“We support people in their search for God,” she said. “We’re not trying to change people or make them like us. What we are trying to do is welcome them and give them tools of a spiritual nature and help them worship in community.”
This Friday the church will open its doors for a concert by acclaimed harpsichordist Jillon Dupree (see story, page 12). The concert will also raise money for the church’s music program, now headed by Islander Paul Swenson, a talented composer who has boosted the program and even writes original worship songs.
Some say Pryne, who brought Swenson to the church, has ushered in a new era there. Before she came, the parish went through two interim priests and experienced some bumps in the road as they searched for a replacement.

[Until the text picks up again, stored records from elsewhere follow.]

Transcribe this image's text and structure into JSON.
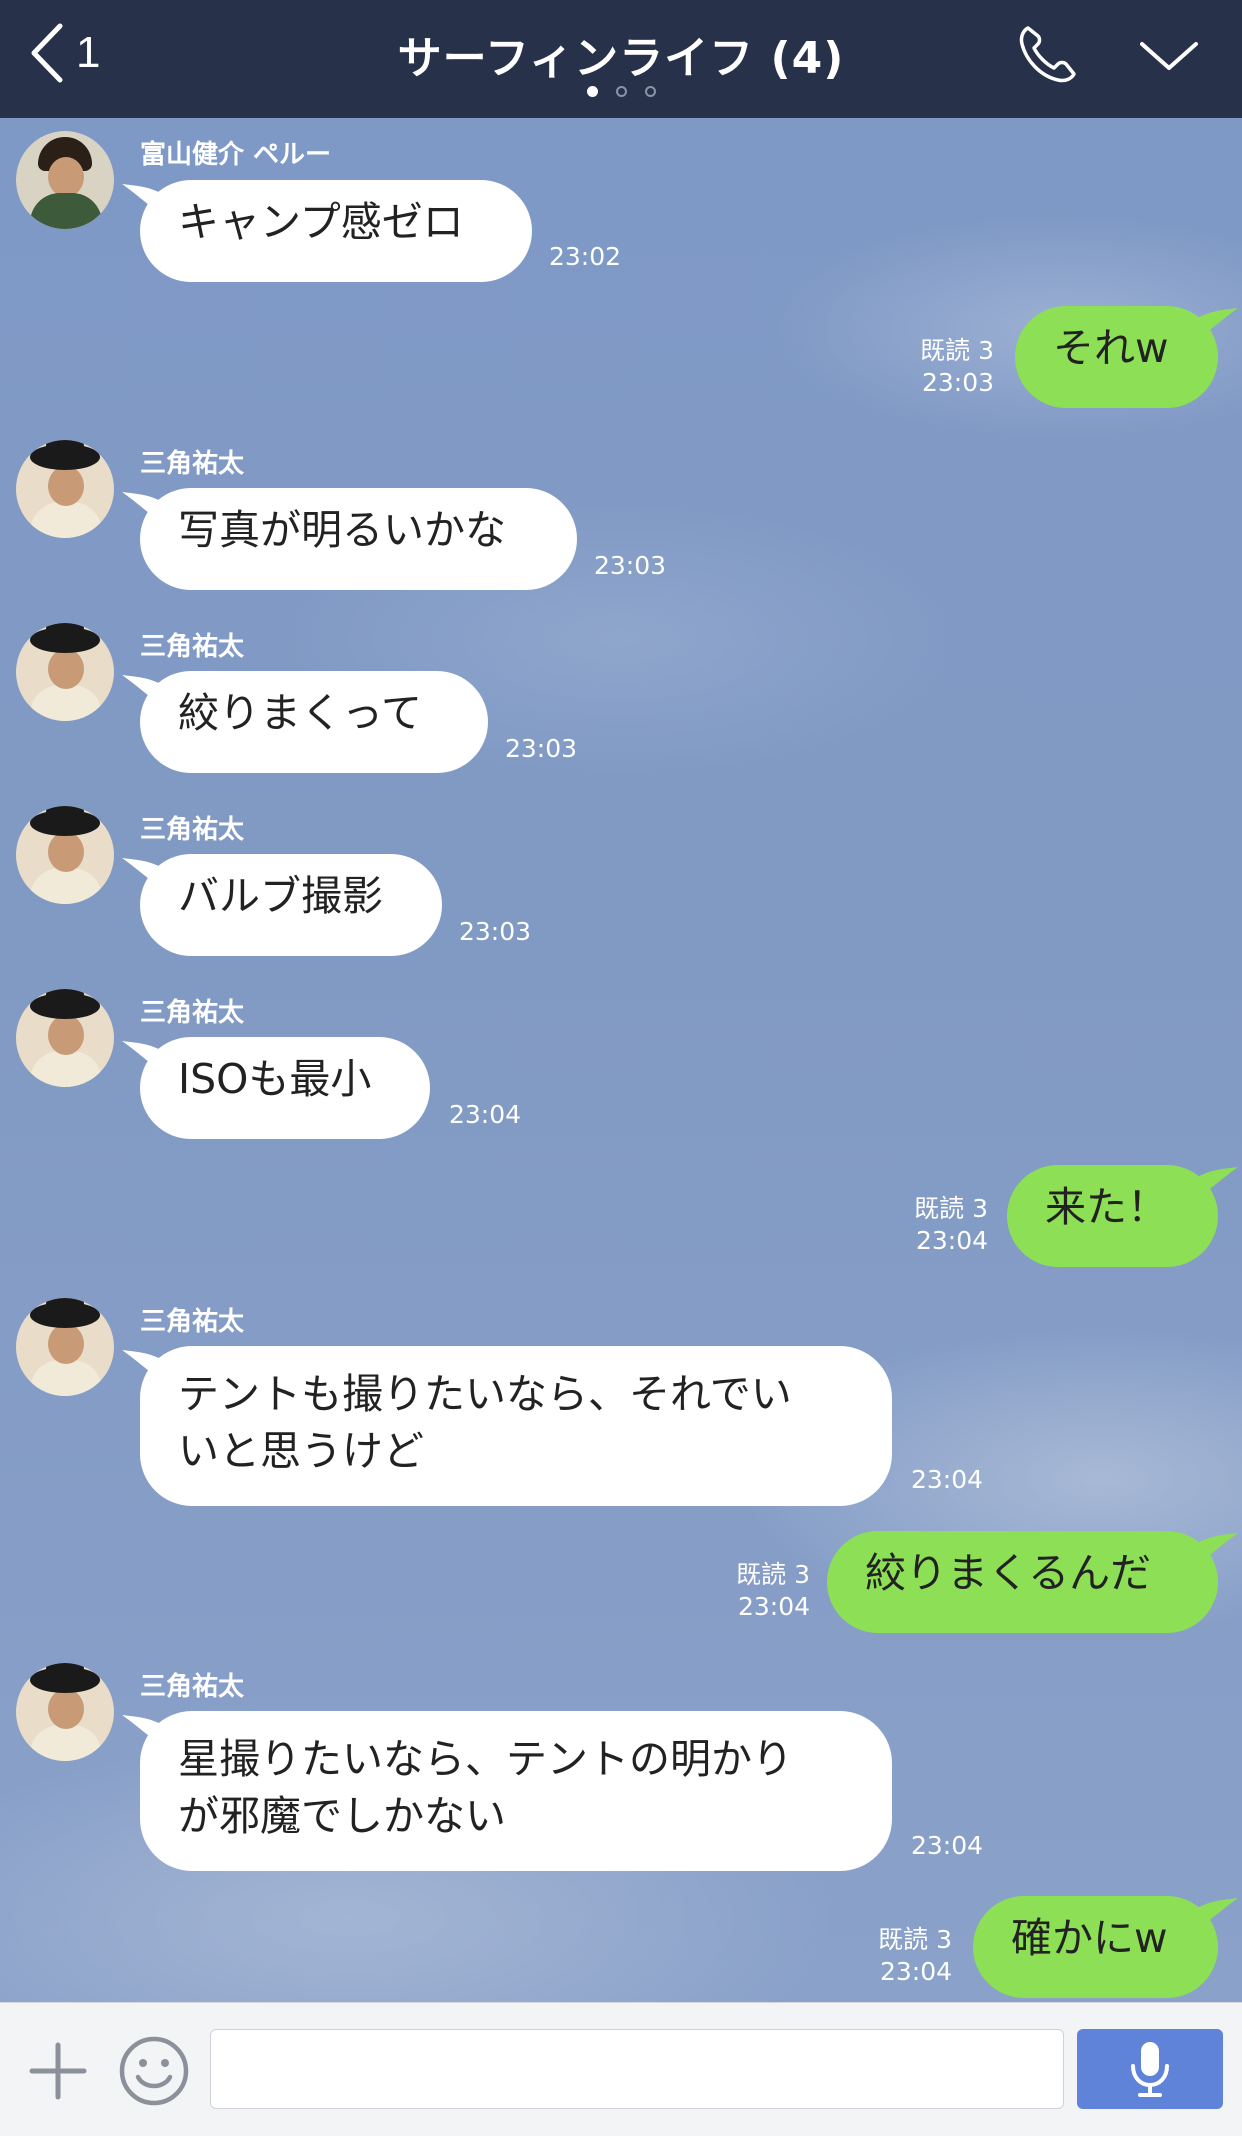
{
  "header": {
    "back_count": "1",
    "title": "サーフィンライフ (4)",
    "page_dots": 3,
    "active_dot": 0
  },
  "messages": [
    {
      "kind": "in",
      "sender": "富山健介 ペルー",
      "text": "キャンプ感ゼロ",
      "time": "23:02"
    },
    {
      "kind": "out",
      "read": "既読 3",
      "text": "それw",
      "time": "23:03"
    },
    {
      "kind": "in",
      "sender": "三角祐太",
      "text": "写真が明るいかな",
      "time": "23:03"
    },
    {
      "kind": "in",
      "sender": "三角祐太",
      "text": "絞りまくって",
      "time": "23:03"
    },
    {
      "kind": "in",
      "sender": "三角祐太",
      "text": "バルブ撮影",
      "time": "23:03"
    },
    {
      "kind": "in",
      "sender": "三角祐太",
      "text": "ISOも最小",
      "time": "23:04"
    },
    {
      "kind": "out",
      "read": "既読 3",
      "text": "来た！",
      "time": "23:04"
    },
    {
      "kind": "in",
      "sender": "三角祐太",
      "text_lines": [
        "テントも撮りたいなら、それでい",
        "いと思うけど"
      ],
      "time": "23:04"
    },
    {
      "kind": "out",
      "read": "既読 3",
      "text": "絞りまくるんだ",
      "time": "23:04"
    },
    {
      "kind": "in",
      "sender": "三角祐太",
      "text_lines": [
        "星撮りたいなら、テントの明かり",
        "が邪魔でしかない"
      ],
      "time": "23:04"
    },
    {
      "kind": "out",
      "read": "既読 3",
      "text": "確かにw",
      "time": "23:04"
    }
  ],
  "input": {
    "value": "",
    "placeholder": ""
  },
  "icons": {
    "back": "chevron-left-icon",
    "call": "phone-icon",
    "menu": "chevron-down-icon",
    "plus": "plus-icon",
    "emoji": "smiley-icon",
    "mic": "microphone-icon"
  },
  "colors": {
    "header_bg": "#28314a",
    "outgoing_bubble": "#8de055",
    "incoming_bubble": "#ffffff",
    "mic_button": "#5f83d8"
  }
}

Islander Rex Stratton began attending the church when Pryne, whom he knew from her time at St. Mark’s Cathedral in Seattle, came on board. He said he’s impressed with her leadership style and has seen the congregation grow under her direction.
“I came because of Carla and her strength as a minister,” Stratton said. “She has absolutely incredibly good sermons and has a really nice view of Christianity.”
As the church continues its celebrations, Pryne said members are looking ahead to how they can take up the spirit of those whose stories are laid out on the history panels.
In an effort to reach out to an even wider demographic, members hope to boost their children’s ministry, and in the fall they will pilot a new weeknight service to focus more on music and appeal to those who may not attend a Sunday morning service.
“We ask ourselves today ... how do we speak of the grace we know and the hope we hold in our world and on this Island,” Pryne said. “We don’t have faith in a void ... but part of a much broader community.”